What needs to be done
What lines in the entries hold the string "OneDrive"? List them.

Records for the task
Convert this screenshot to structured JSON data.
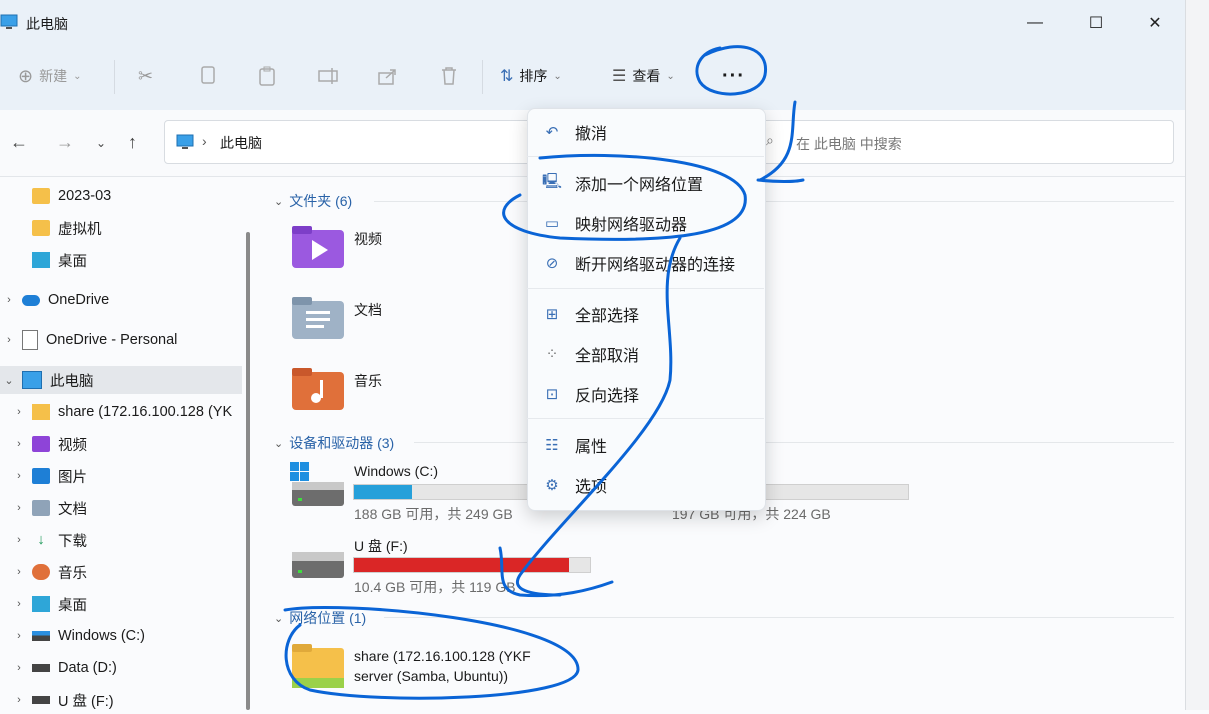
{
  "window": {
    "title": "此电脑",
    "minimize": "—",
    "maximize": "☐",
    "close": "✕"
  },
  "toolbar": {
    "new_label": "新建",
    "sort_label": "排序",
    "view_label": "查看",
    "more_label": "···"
  },
  "address": {
    "path_item": "此电脑",
    "separator": "›",
    "search_placeholder": "在 此电脑 中搜索"
  },
  "sidebar": {
    "items": [
      {
        "label": "2023-03",
        "icon": "folder-icon"
      },
      {
        "label": "虚拟机",
        "icon": "folder-icon"
      },
      {
        "label": "桌面",
        "icon": "desktop-icon"
      },
      {
        "label": "OneDrive",
        "icon": "cloud-icon"
      },
      {
        "label": "OneDrive - Personal",
        "icon": "file-icon"
      },
      {
        "label": "此电脑",
        "icon": "pc-icon"
      },
      {
        "label": "share (172.16.100.128 (YK",
        "icon": "network-folder-icon"
      },
      {
        "label": "视频",
        "icon": "video-icon"
      },
      {
        "label": "图片",
        "icon": "picture-icon"
      },
      {
        "label": "文档",
        "icon": "document-icon"
      },
      {
        "label": "下载",
        "icon": "download-icon"
      },
      {
        "label": "音乐",
        "icon": "music-icon"
      },
      {
        "label": "桌面",
        "icon": "desktop-icon"
      },
      {
        "label": "Windows (C:)",
        "icon": "drive-icon"
      },
      {
        "label": "Data (D:)",
        "icon": "drive-icon"
      },
      {
        "label": "U 盘 (F:)",
        "icon": "drive-icon"
      }
    ]
  },
  "content": {
    "folders_header": "文件夹 (6)",
    "folders": [
      "视频",
      "文档",
      "音乐"
    ],
    "devices_header": "设备和驱动器 (3)",
    "drives": [
      {
        "name": "Windows (C:)",
        "free": "188 GB 可用，共 249 GB",
        "used_fraction": 0.245,
        "color": "#26a0da"
      },
      {
        "name": "",
        "free": "197 GB 可用，共 224 GB",
        "used_fraction": 0.12,
        "color": "#26a0da"
      },
      {
        "name": "U 盘 (F:)",
        "free": "10.4 GB 可用，共 119 GB",
        "used_fraction": 0.91,
        "color": "#da2626"
      }
    ],
    "network_header": "网络位置 (1)",
    "network_item_line1": "share (172.16.100.128 (YKF",
    "network_item_line2": "server (Samba, Ubuntu))"
  },
  "menu": {
    "undo": "撤消",
    "add_network_location": "添加一个网络位置",
    "map_network_drive": "映射网络驱动器",
    "disconnect_network_drive": "断开网络驱动器的连接",
    "select_all": "全部选择",
    "select_none": "全部取消",
    "invert_selection": "反向选择",
    "properties": "属性",
    "options": "选项"
  },
  "colors": {
    "accent": "#0067c0",
    "ink": "#0a64d6"
  }
}
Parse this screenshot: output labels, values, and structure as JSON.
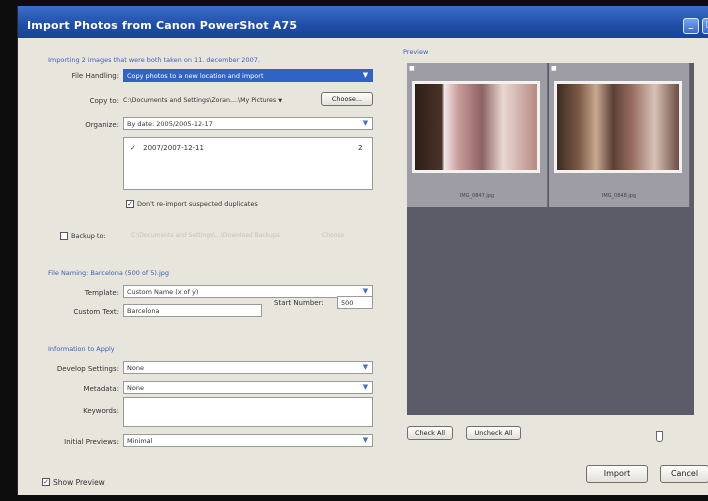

Worked solution
        "label": "OneDrive",
        "label": "OneDrive - Personal",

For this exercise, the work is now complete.